Required work:
Read the records beneath this task and copy every line that contains the string "icon".

[Collected data entries]
= Beginning of Section =

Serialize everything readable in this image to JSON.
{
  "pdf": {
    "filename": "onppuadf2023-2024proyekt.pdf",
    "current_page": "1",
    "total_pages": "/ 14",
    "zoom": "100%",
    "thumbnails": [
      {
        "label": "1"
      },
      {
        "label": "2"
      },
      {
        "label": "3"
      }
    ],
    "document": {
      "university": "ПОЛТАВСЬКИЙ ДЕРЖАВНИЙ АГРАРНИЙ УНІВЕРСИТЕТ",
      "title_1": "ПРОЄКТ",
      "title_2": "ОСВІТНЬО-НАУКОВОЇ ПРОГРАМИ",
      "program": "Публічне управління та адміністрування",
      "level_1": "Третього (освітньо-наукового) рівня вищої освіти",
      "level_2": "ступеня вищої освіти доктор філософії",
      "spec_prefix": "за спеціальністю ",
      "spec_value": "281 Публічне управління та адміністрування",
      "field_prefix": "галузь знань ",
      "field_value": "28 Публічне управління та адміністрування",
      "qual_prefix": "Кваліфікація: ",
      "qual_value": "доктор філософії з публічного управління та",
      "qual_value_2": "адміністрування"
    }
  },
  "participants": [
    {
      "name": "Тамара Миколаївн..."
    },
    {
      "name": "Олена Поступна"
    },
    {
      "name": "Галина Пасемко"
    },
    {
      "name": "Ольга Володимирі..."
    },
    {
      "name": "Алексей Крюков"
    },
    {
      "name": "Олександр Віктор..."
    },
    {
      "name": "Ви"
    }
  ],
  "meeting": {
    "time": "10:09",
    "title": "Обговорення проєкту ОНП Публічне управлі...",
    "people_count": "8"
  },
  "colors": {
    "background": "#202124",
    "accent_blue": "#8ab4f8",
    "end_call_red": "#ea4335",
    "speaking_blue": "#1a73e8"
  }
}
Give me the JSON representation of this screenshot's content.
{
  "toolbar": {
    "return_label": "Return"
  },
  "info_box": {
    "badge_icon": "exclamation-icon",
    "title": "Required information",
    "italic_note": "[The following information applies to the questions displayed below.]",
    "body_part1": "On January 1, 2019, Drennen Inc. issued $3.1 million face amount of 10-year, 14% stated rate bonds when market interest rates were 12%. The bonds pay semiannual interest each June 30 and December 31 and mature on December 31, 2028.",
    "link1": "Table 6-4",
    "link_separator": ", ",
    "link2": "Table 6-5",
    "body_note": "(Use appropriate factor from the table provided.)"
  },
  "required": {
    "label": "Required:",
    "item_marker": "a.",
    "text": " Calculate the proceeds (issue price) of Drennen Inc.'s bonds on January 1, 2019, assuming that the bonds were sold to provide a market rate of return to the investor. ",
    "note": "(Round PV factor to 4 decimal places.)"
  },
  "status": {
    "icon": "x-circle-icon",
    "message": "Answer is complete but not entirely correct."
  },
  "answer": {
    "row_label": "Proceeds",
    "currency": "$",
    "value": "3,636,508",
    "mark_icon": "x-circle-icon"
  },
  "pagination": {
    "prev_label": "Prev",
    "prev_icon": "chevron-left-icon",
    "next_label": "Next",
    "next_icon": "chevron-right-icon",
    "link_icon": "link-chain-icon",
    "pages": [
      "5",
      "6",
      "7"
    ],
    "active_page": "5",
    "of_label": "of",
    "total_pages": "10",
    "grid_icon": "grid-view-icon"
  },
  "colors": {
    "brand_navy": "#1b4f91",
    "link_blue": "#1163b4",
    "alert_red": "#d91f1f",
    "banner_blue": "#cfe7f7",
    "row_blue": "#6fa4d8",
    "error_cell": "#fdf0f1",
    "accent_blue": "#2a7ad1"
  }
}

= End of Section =

Solution for this exercise:
    "badge_icon": "exclamation-icon",
    "icon": "x-circle-icon",
    "mark_icon": "x-circle-icon"
    "prev_icon": "chevron-left-icon",
    "next_icon": "chevron-right-icon",
    "link_icon": "link-chain-icon",
    "grid_icon": "grid-view-icon"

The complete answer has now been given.